It's the 60s, and there's little work in southern Italy. Gigi, his older brother Giancarlo and their parents leave their dusty hometown of Solino for Germany, where they open the first pizzeria in the Ruhr District. The two boys begin to explore the strange new world around them, Gigi with openness and enthusiasm, Giancarlo with prudence and cunning. The years go by and the boys become rebellious young men. Even law-abiding Gigi has a run-in with the law provoked by his brother's recklessness. Yet the two remain close and rent a flat with their friend Johanna. The latent rivalry between the brothers rises to the surface when they both fall in love with her. Giancarlo, who's always felt eclipsed by his more popular younger brother, wants Johanna for himself. He also envies Gigi's determination to realize his childhood dream of shooting a movie. Just when his first film is selected for a festival, Gigi temporarily returns to Solino, leaving Johanna with Giancarlo, and the fate of his film in his brother's hands ...

Director's Statement

A little more than a year ago, my producer Ralph Schwingel told me about a screenplay that he absolutely wanted to film. It was a script called "Solino" by the renowned Hamburg author Ruth Toma.

All I knew was that the story revolved around the first pizzeria in the Ruhr District. When I read the script, the thought of directing it myself didn't even cross my mind. Usually, I write my own film scripts. However, as a director, I found it impossible to read it without imagining how the film could be made, or how to find the best visuals. Whenever you read a screenplay, you get a vision of the film, even when you haven't written it yourself.

I was skeptical of the beginning, since it all seemed so far removed from my own life. I don't know any Italians, I don't speak Italian, and I know as little about the 60s as about the 70s. But I was captivated by the script from the very first page. I had tears in my eyes upon completing it. I fell in love with the book, as in a girl with a pretty dress. All the doubts I had before were swept away. I immediately began trying to convince the producers and the author — after all, my family also emigrated from elsewhere. Apulia or Anatolia, what's the difference? Just like Gigi, I also have an older brother, Cem, who's also a pretty good actor. And just like Gigi, I, too, was once a little boy with a big dream: the dream of making films.

Moreover, there is something universal about the story, something I know very well and love to teil over and over again in my films: the warmth, the tenderness, the love which the characters radiate ...

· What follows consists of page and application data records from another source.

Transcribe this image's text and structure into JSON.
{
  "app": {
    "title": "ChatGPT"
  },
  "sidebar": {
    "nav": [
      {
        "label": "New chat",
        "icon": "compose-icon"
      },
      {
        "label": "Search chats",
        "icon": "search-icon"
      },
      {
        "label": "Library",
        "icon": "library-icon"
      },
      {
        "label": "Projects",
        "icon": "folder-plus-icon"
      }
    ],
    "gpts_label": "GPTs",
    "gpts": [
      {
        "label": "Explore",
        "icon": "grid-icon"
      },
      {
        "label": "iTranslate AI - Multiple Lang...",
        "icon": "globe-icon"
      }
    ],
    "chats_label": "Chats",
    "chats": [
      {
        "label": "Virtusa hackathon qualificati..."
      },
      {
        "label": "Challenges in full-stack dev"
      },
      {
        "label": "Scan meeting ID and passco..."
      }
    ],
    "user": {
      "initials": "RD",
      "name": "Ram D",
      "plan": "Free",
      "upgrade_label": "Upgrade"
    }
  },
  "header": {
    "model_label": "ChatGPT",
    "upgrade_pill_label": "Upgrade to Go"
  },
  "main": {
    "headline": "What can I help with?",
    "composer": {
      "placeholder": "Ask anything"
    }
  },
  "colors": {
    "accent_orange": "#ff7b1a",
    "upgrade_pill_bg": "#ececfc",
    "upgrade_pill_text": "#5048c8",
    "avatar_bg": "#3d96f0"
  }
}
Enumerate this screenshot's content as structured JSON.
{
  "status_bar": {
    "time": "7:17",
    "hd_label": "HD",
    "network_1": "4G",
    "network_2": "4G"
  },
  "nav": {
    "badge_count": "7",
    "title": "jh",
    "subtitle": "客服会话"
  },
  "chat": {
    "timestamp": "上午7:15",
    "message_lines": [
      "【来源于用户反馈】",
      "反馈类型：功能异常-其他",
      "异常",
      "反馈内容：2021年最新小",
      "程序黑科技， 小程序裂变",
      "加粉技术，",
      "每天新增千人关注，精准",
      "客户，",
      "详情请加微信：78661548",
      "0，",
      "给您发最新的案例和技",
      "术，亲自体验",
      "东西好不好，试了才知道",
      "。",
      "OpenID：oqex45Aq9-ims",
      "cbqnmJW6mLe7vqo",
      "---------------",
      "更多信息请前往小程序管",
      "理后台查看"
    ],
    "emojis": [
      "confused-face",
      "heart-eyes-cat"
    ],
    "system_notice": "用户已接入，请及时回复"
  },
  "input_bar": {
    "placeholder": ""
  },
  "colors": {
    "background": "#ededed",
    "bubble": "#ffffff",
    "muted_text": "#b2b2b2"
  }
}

I am extremely happy to be able to make this film, and really looking forward to working in Italy. After all, Italy stands for good food, beautiful women, wonderful films and — not least — the strongest football league in the world.


Director's Biography

Born to Turkish parents in Hamburg in 1973, Fatih Akin quickly established himself as one of the most interesting and successful young directors. Even his two short films SENSIN — DU BIST ES! (Sensin... You're the One!) and GETÜRKT (Weed) won awards.
Akin's breakthrough came in 1998 with KURZ & SCHMERZLOS (SHORT SHARP SHOCK), for which the three lead roles won the Bronze Lion at the Locarno Film Festival. In addition to nominations in the categories "Best Film" and "Best Direction" for the 49th German Film Award, the film also won the Bavarian Film Award in 1998 and was awarded the prestigious Grimme Award in 2001.
With Moritz Bleibtreu and Christiane Paul in the lead roles, Fatih Akin's second feature film IM JULI (IN JULY) garnered the public's awards at the German Film Festivals in Paris and Los Angeles, at the Viareggio Europa Cinema & TV and at the International Film Festival in Tromsö, Norway.
Following the documentary WIR HABEN VERGESSEN ZURÜCKZUKEHREN for the Bavarian Broadcasting Corporation and the music video DIGGER IS A DANCER for "DiggerDance," SOLINO is Akin's third feature-length theatrical film.
Fatih Akin, who also regularly appears an screen as an actor, was a member of the international jury at the International Film Festival in Berlin in 2002.

Cast & Crew

Directed by: Fatih Akin

Written by: Ruth Toma

Produced by: Ralph Schwingel, Stefan Schubert, Hejo Emons

Cinematography: Rainer Klausmann

Editing: Andrew Bird

Production Design: Bettina Schmidt

Costume Design: Lucia Faust

Make-Up & Hair: Waldemar Pokromski

Cast: Antonella Attili (Rosa Amato), Gigi Savoia (Romano Amato), Patrycia Ziolkowska (Jo), Tiziana Lodato (Ada), Barnaby Metschurat (Gigi Amato), Moritz Bleibtreu (Giancarlo Amato)

Nominations and Awards

  • Feature Film Selection 2003